The House at Secret Garden
Jackie Mercandetti

We're not sure why more people don't know that there's a new-ish restaurant at the Secret Garden, but this is a secret we think should get out. This casual eatery, located in the shadow of South Mountain and housed in a restored 1929 Spanish-style mansion, is a real treasure. A New American menu featuring mostly locally grown foods, posted in the window, lured us in when we attended a wedding at the Secret Garden, a favorite place for matrimony over the past several years. We ventured back and were glad we did, because this still-largely-undiscovered "secret place" is unlike any other restaurant in town, and well worth the drive to 24th Street and Baseline.

We started with a drink under a massive carob tree, then moved onto the patio, where we enjoyed hors d'oeuvres and a glass of wine before moving indoors to the barrel-ceiling dining room for some sophisticated dining —and the discovery of another secret worth sharing: shrimp and grits, a taste sensation that's both down-home comfort food and light, fresh dinner fare. Also worth shouting about is the handmade papardelle with local sausages, cherry tomatoes, basil and shaved Pecorino. For dessert, don't miss ricotta fritters with fig and balsamic syrup.

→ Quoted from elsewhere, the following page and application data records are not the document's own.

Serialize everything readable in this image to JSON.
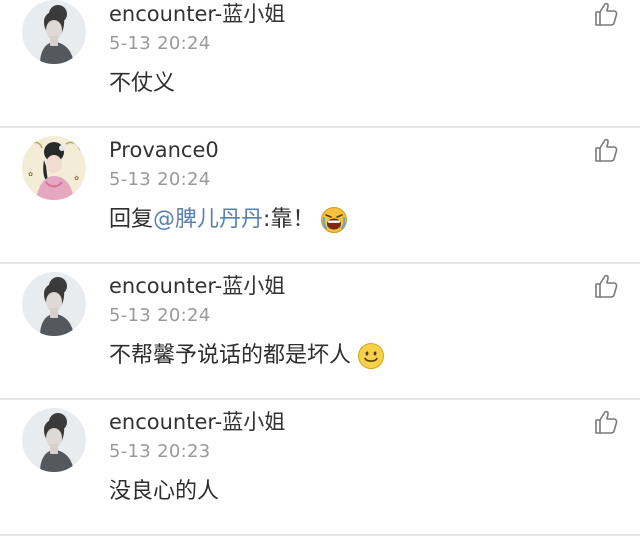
{
  "comments": [
    {
      "username": "encounter-蓝小姐",
      "time": "5-13 20:24",
      "text": "不仗义",
      "avatar": "woman-portrait-avatar"
    },
    {
      "username": "Provance0",
      "time": "5-13 20:24",
      "reply_prefix": "回复",
      "mention": "@脾儿丹丹",
      "text": ":靠！",
      "emoji": "crying-yelling-emoji",
      "avatar": "costume-portrait-avatar"
    },
    {
      "username": "encounter-蓝小姐",
      "time": "5-13 20:24",
      "text": "不帮馨予说话的都是坏人",
      "emoji": "smile-emoji",
      "avatar": "woman-portrait-avatar"
    },
    {
      "username": "encounter-蓝小姐",
      "time": "5-13 20:23",
      "text": "没良心的人",
      "avatar": "woman-portrait-avatar"
    }
  ],
  "colors": {
    "username": "#333333",
    "timestamp": "#9a9a9a",
    "mention": "#5b7fb3",
    "divider": "#e6e6e6"
  },
  "icons": {
    "like": "thumbs-up-icon"
  }
}
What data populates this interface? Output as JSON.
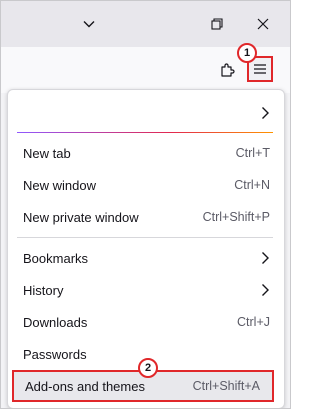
{
  "window_controls": {
    "icons": [
      "chevron-down-icon",
      "restore-icon",
      "close-icon"
    ]
  },
  "toolbar": {
    "icons": [
      "extensions-icon",
      "hamburger-menu-icon"
    ]
  },
  "callouts": {
    "first": "1",
    "second": "2"
  },
  "accent_color": "#e0272a",
  "menu": {
    "items": [
      {
        "label": "New tab",
        "shortcut": "Ctrl+T"
      },
      {
        "label": "New window",
        "shortcut": "Ctrl+N"
      },
      {
        "label": "New private window",
        "shortcut": "Ctrl+Shift+P"
      },
      {
        "label": "Bookmarks",
        "shortcut": ""
      },
      {
        "label": "History",
        "shortcut": ""
      },
      {
        "label": "Downloads",
        "shortcut": "Ctrl+J"
      },
      {
        "label": "Passwords",
        "shortcut": ""
      },
      {
        "label": "Add-ons and themes",
        "shortcut": "Ctrl+Shift+A"
      }
    ]
  }
}
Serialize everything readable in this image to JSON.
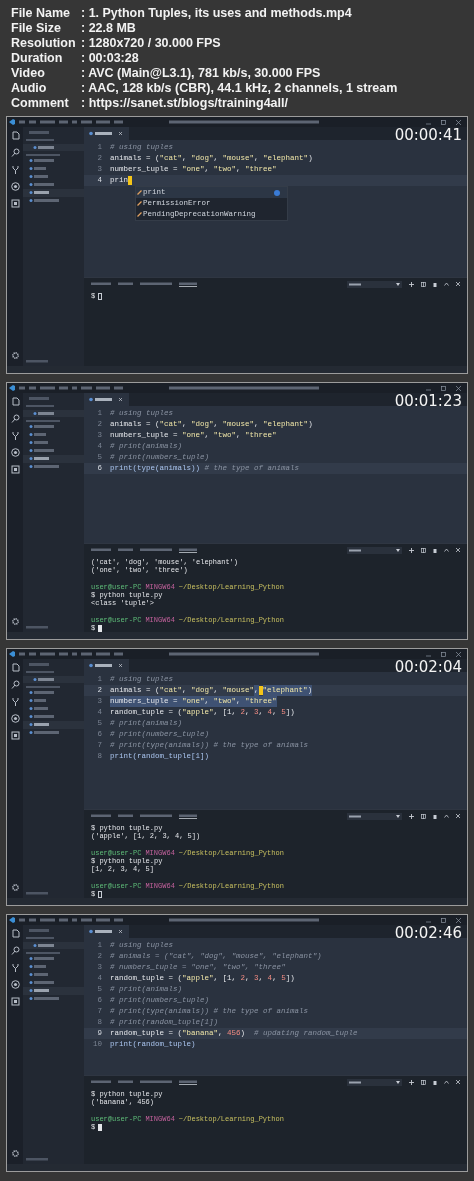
{
  "info": [
    {
      "label": "File Name",
      "value": ": 1. Python Tuples, its uses and methods.mp4"
    },
    {
      "label": "File Size",
      "value": ": 22.8 MB"
    },
    {
      "label": "Resolution",
      "value": ": 1280x720 / 30.000 FPS"
    },
    {
      "label": "Duration",
      "value": ": 00:03:28"
    },
    {
      "label": "Video",
      "value": ": AVC (Main@L3.1), 781 kb/s, 30.000 FPS"
    },
    {
      "label": "Audio",
      "value": ": AAC, 128 kb/s (CBR), 44.1 kHz, 2 channels, 1 stream"
    },
    {
      "label": "Comment",
      "value": ": https://sanet.st/blogs/training4all/"
    }
  ],
  "frames": [
    {
      "timestamp": "00:00:41",
      "code": [
        {
          "number": "1",
          "current": false,
          "tokens": [
            {
              "kind": "comment",
              "text": "# using tuples"
            }
          ]
        },
        {
          "number": "2",
          "current": false,
          "tokens": [
            {
              "kind": "plain",
              "text": "animals = ("
            },
            {
              "kind": "str",
              "text": "\"cat\""
            },
            {
              "kind": "plain",
              "text": ", "
            },
            {
              "kind": "str",
              "text": "\"dog\""
            },
            {
              "kind": "plain",
              "text": ", "
            },
            {
              "kind": "str",
              "text": "\"mouse\""
            },
            {
              "kind": "plain",
              "text": ", "
            },
            {
              "kind": "str",
              "text": "\"elephant\""
            },
            {
              "kind": "plain",
              "text": ")"
            }
          ]
        },
        {
          "number": "3",
          "current": false,
          "tokens": [
            {
              "kind": "plain",
              "text": "numbers_tuple = "
            },
            {
              "kind": "str",
              "text": "\"one\""
            },
            {
              "kind": "plain",
              "text": ", "
            },
            {
              "kind": "str",
              "text": "\"two\""
            },
            {
              "kind": "plain",
              "text": ", "
            },
            {
              "kind": "str",
              "text": "\"three\""
            }
          ]
        },
        {
          "number": "4",
          "current": true,
          "tokens": [
            {
              "kind": "plain",
              "text": "prin"
            },
            {
              "kind": "caret"
            }
          ]
        }
      ],
      "autocomplete": [
        {
          "text": "print",
          "selected": true
        },
        {
          "text": "PermissionError",
          "selected": false
        },
        {
          "text": "PendingDeprecationWarning",
          "selected": false
        }
      ],
      "terminal": [
        {
          "kind": "input",
          "text": "$",
          "focused": false
        }
      ]
    },
    {
      "timestamp": "00:01:23",
      "code": [
        {
          "number": "1",
          "current": false,
          "tokens": [
            {
              "kind": "comment",
              "text": "# using tuples"
            }
          ]
        },
        {
          "number": "2",
          "current": false,
          "tokens": [
            {
              "kind": "plain",
              "text": "animals = ("
            },
            {
              "kind": "str",
              "text": "\"cat\""
            },
            {
              "kind": "plain",
              "text": ", "
            },
            {
              "kind": "str",
              "text": "\"dog\""
            },
            {
              "kind": "plain",
              "text": ", "
            },
            {
              "kind": "str",
              "text": "\"mouse\""
            },
            {
              "kind": "plain",
              "text": ", "
            },
            {
              "kind": "str",
              "text": "\"elephant\""
            },
            {
              "kind": "plain",
              "text": ")"
            }
          ]
        },
        {
          "number": "3",
          "current": false,
          "tokens": [
            {
              "kind": "plain",
              "text": "numbers_tuple = "
            },
            {
              "kind": "str",
              "text": "\"one\""
            },
            {
              "kind": "plain",
              "text": ", "
            },
            {
              "kind": "str",
              "text": "\"two\""
            },
            {
              "kind": "plain",
              "text": ", "
            },
            {
              "kind": "str",
              "text": "\"three\""
            }
          ]
        },
        {
          "number": "4",
          "current": false,
          "tokens": [
            {
              "kind": "comment",
              "text": "# print(animals)"
            }
          ]
        },
        {
          "number": "5",
          "current": false,
          "tokens": [
            {
              "kind": "comment",
              "text": "# print(numbers_tuple)"
            }
          ]
        },
        {
          "number": "6",
          "current": true,
          "tokens": [
            {
              "kind": "call",
              "text": "print(type(animals))"
            },
            {
              "kind": "comment",
              "text": " # the type of animals"
            }
          ]
        }
      ],
      "terminal": [
        {
          "kind": "plain",
          "text": "('cat', 'dog', 'mouse', 'elephant')"
        },
        {
          "kind": "plain",
          "text": "('one', 'two', 'three')"
        },
        {
          "kind": "blank"
        },
        {
          "kind": "prompt",
          "user": "user@user-PC",
          "host": "MINGW64",
          "path": "~/Desktop/Learning_Python"
        },
        {
          "kind": "plain",
          "text": "$ python tuple.py"
        },
        {
          "kind": "plain",
          "text": "<class 'tuple'>"
        },
        {
          "kind": "blank"
        },
        {
          "kind": "prompt",
          "user": "user@user-PC",
          "host": "MINGW64",
          "path": "~/Desktop/Learning_Python"
        },
        {
          "kind": "input",
          "text": "$",
          "focused": true
        }
      ]
    },
    {
      "timestamp": "00:02:04",
      "code": [
        {
          "number": "1",
          "current": false,
          "tokens": [
            {
              "kind": "comment",
              "text": "# using tuples"
            }
          ]
        },
        {
          "number": "2",
          "current": true,
          "tokens": [
            {
              "kind": "plain",
              "text": "animals = ("
            },
            {
              "kind": "str",
              "text": "\"cat\""
            },
            {
              "kind": "plain",
              "text": ", "
            },
            {
              "kind": "str",
              "text": "\"dog\""
            },
            {
              "kind": "plain",
              "text": ", "
            },
            {
              "kind": "str",
              "text": "\"mouse\""
            },
            {
              "kind": "plain",
              "text": ",",
              "highlighted": true
            },
            {
              "kind": "caret"
            },
            {
              "kind": "str",
              "text": "\"elephant\"",
              "highlighted": true
            },
            {
              "kind": "plain",
              "text": ")",
              "highlighted": true
            }
          ]
        },
        {
          "number": "3",
          "current": false,
          "tokens": [
            {
              "kind": "plain",
              "text": "numbers_tuple = ",
              "highlighted": true
            },
            {
              "kind": "str",
              "text": "\"one\"",
              "highlighted": true
            },
            {
              "kind": "plain",
              "text": ", ",
              "highlighted": true
            },
            {
              "kind": "str",
              "text": "\"two\"",
              "highlighted": true
            },
            {
              "kind": "plain",
              "text": ", ",
              "highlighted": true
            },
            {
              "kind": "str",
              "text": "\"three\"",
              "highlighted": true
            }
          ]
        },
        {
          "number": "4",
          "current": false,
          "tokens": [
            {
              "kind": "plain",
              "text": "random_tuple = ("
            },
            {
              "kind": "str",
              "text": "\"apple\""
            },
            {
              "kind": "plain",
              "text": ", [1, "
            },
            {
              "kind": "num",
              "text": "2"
            },
            {
              "kind": "plain",
              "text": ", "
            },
            {
              "kind": "num",
              "text": "3"
            },
            {
              "kind": "plain",
              "text": ", "
            },
            {
              "kind": "num",
              "text": "4"
            },
            {
              "kind": "plain",
              "text": ", "
            },
            {
              "kind": "num",
              "text": "5"
            },
            {
              "kind": "plain",
              "text": "])"
            }
          ]
        },
        {
          "number": "5",
          "current": false,
          "tokens": [
            {
              "kind": "comment",
              "text": "# print(animals)"
            }
          ]
        },
        {
          "number": "6",
          "current": false,
          "tokens": [
            {
              "kind": "comment",
              "text": "# print(numbers_tuple)"
            }
          ]
        },
        {
          "number": "7",
          "current": false,
          "tokens": [
            {
              "kind": "comment",
              "text": "# print(type(animals)) # the type of animals"
            }
          ]
        },
        {
          "number": "8",
          "current": false,
          "tokens": [
            {
              "kind": "call",
              "text": "print(random_tuple[1])"
            }
          ]
        }
      ],
      "terminal": [
        {
          "kind": "plain",
          "text": "$ python tuple.py"
        },
        {
          "kind": "plain",
          "text": "('apple', [1, 2, 3, 4, 5])"
        },
        {
          "kind": "blank"
        },
        {
          "kind": "prompt",
          "user": "user@user-PC",
          "host": "MINGW64",
          "path": "~/Desktop/Learning_Python"
        },
        {
          "kind": "plain",
          "text": "$ python tuple.py"
        },
        {
          "kind": "plain",
          "text": "[1, 2, 3, 4, 5]"
        },
        {
          "kind": "blank"
        },
        {
          "kind": "prompt",
          "user": "user@user-PC",
          "host": "MINGW64",
          "path": "~/Desktop/Learning_Python"
        },
        {
          "kind": "input",
          "text": "$",
          "focused": false
        }
      ]
    },
    {
      "timestamp": "00:02:46",
      "code": [
        {
          "number": "1",
          "current": false,
          "tokens": [
            {
              "kind": "comment",
              "text": "# using tuples"
            }
          ]
        },
        {
          "number": "2",
          "current": false,
          "tokens": [
            {
              "kind": "comment",
              "text": "# animals = (\"cat\", \"dog\", \"mouse\", \"elephant\")"
            }
          ]
        },
        {
          "number": "3",
          "current": false,
          "tokens": [
            {
              "kind": "comment",
              "text": "# numbers_tuple = \"one\", \"two\", \"three\""
            }
          ]
        },
        {
          "number": "4",
          "current": false,
          "tokens": [
            {
              "kind": "plain",
              "text": "random_tuple = ("
            },
            {
              "kind": "str",
              "text": "\"apple\""
            },
            {
              "kind": "plain",
              "text": ", [1, "
            },
            {
              "kind": "num",
              "text": "2"
            },
            {
              "kind": "plain",
              "text": ", "
            },
            {
              "kind": "num",
              "text": "3"
            },
            {
              "kind": "plain",
              "text": ", "
            },
            {
              "kind": "num",
              "text": "4"
            },
            {
              "kind": "plain",
              "text": ", "
            },
            {
              "kind": "num",
              "text": "5"
            },
            {
              "kind": "plain",
              "text": "])"
            }
          ]
        },
        {
          "number": "5",
          "current": false,
          "tokens": [
            {
              "kind": "comment",
              "text": "# print(animals)"
            }
          ]
        },
        {
          "number": "6",
          "current": false,
          "tokens": [
            {
              "kind": "comment",
              "text": "# print(numbers_tuple)"
            }
          ]
        },
        {
          "number": "7",
          "current": false,
          "tokens": [
            {
              "kind": "comment",
              "text": "# print(type(animals)) # the type of animals"
            }
          ]
        },
        {
          "number": "8",
          "current": false,
          "tokens": [
            {
              "kind": "comment",
              "text": "# print(random_tuple[1])"
            }
          ]
        },
        {
          "number": "9",
          "current": true,
          "tokens": [
            {
              "kind": "plain",
              "text": "random_tuple = ("
            },
            {
              "kind": "str",
              "text": "\"banana\""
            },
            {
              "kind": "plain",
              "text": ", "
            },
            {
              "kind": "num",
              "text": "456"
            },
            {
              "kind": "plain",
              "text": ")  "
            },
            {
              "kind": "comment",
              "text": "# updating random_tuple"
            }
          ]
        },
        {
          "number": "10",
          "current": false,
          "tokens": [
            {
              "kind": "call",
              "text": "print(random_tuple)"
            }
          ]
        }
      ],
      "terminal": [
        {
          "kind": "plain",
          "text": "$ python tuple.py"
        },
        {
          "kind": "plain",
          "text": "('banana', 456)"
        },
        {
          "kind": "blank"
        },
        {
          "kind": "prompt",
          "user": "user@user-PC",
          "host": "MINGW64",
          "path": "~/Desktop/Learning_Python"
        },
        {
          "kind": "input",
          "text": "$",
          "focused": true
        }
      ]
    }
  ]
}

Owners Pat Christofolo (formerly of the Farm at South Mountain) and her son, Dustin, have brought together some of the best local purveyors to make each menu item that much more special. Fossil Creek Creamery, Queen Creek Olive Mill, McClendon's Select, Power Ranches, and Black Mesa Ranch are among the names that make us feel like we're part of a special club of local food fans when we eat here. But forgive us for not wanting this to be an exclusive club — we're shouting out loud about this great place, hoping to make the House at Secret Garden not so secret any more.

Best Of Phoenix®

Best Of